Your answer must match the entries below word for word.

(RECORDS FOR THE TASK)

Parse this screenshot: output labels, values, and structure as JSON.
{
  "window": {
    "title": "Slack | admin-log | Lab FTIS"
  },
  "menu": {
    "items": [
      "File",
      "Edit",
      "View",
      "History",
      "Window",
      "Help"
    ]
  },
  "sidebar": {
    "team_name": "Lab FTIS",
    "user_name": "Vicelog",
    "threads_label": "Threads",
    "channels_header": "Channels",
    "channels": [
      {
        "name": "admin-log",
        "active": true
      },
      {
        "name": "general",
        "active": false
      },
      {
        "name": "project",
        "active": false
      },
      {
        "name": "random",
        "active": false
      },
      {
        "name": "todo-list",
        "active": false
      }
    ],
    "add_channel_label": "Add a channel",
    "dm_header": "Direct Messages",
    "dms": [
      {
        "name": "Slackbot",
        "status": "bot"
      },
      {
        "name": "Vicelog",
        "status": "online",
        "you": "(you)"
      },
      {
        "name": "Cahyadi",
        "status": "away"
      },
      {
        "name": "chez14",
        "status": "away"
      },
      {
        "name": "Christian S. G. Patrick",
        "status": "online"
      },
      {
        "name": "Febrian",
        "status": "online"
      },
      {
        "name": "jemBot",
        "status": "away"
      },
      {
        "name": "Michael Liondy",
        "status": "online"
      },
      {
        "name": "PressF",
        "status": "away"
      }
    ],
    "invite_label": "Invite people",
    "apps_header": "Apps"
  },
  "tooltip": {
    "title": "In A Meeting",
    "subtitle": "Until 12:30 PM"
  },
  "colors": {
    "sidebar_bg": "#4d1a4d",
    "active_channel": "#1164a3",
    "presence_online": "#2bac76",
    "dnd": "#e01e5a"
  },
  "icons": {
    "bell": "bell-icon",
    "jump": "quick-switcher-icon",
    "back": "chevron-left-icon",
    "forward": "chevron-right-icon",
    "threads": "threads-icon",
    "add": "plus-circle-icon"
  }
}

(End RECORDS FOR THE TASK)

EXPECTED ANSWER ▸
Parse this screenshot: output labels, values, and structure as JSON.
{
  "window": {
    "title": "Slack | admin-log | Lab FTIS"
  },
  "menu": {
    "items": [
      "File",
      "Edit",
      "View",
      "History",
      "Window",
      "Help"
    ]
  },
  "sidebar": {
    "team_name": "Lab FTIS",
    "user_name": "Vicelog",
    "threads_label": "Threads",
    "channels_header": "Channels",
    "channels": [
      {
        "name": "admin-log",
        "active": true
      },
      {
        "name": "general",
        "active": false
      },
      {
        "name": "project",
        "active": false
      },
      {
        "name": "random",
        "active": false
      },
      {
        "name": "todo-list",
        "active": false
      }
    ],
    "add_channel_label": "Add a channel",
    "dm_header": "Direct Messages",
    "dms": [
      {
        "name": "Slackbot",
        "status": "bot"
      },
      {
        "name": "Vicelog",
        "status": "online",
        "you": "(you)"
      },
      {
        "name": "Cahyadi",
        "status": "away"
      },
      {
        "name": "chez14",
        "status": "away"
      },
      {
        "name": "Christian S. G. Patrick",
        "status": "online"
      },
      {
        "name": "Febrian",
        "status": "online"
      },
      {
        "name": "jemBot",
        "status": "away"
      },
      {
        "name": "Michael Liondy",
        "status": "online"
      },
      {
        "name": "PressF",
        "status": "away"
      }
    ],
    "invite_label": "Invite people",
    "apps_header": "Apps"
  },
  "tooltip": {
    "title": "In A Meeting",
    "subtitle": "Until 12:30 PM"
  },
  "colors": {
    "sidebar_bg": "#4d1a4d",
    "active_channel": "#1164a3",
    "presence_online": "#2bac76",
    "dnd": "#e01e5a"
  },
  "icons": {
    "bell": "bell-icon",
    "jump": "quick-switcher-icon",
    "back": "chevron-left-icon",
    "forward": "chevron-right-icon",
    "threads": "threads-icon",
    "add": "plus-circle-icon"
  }
}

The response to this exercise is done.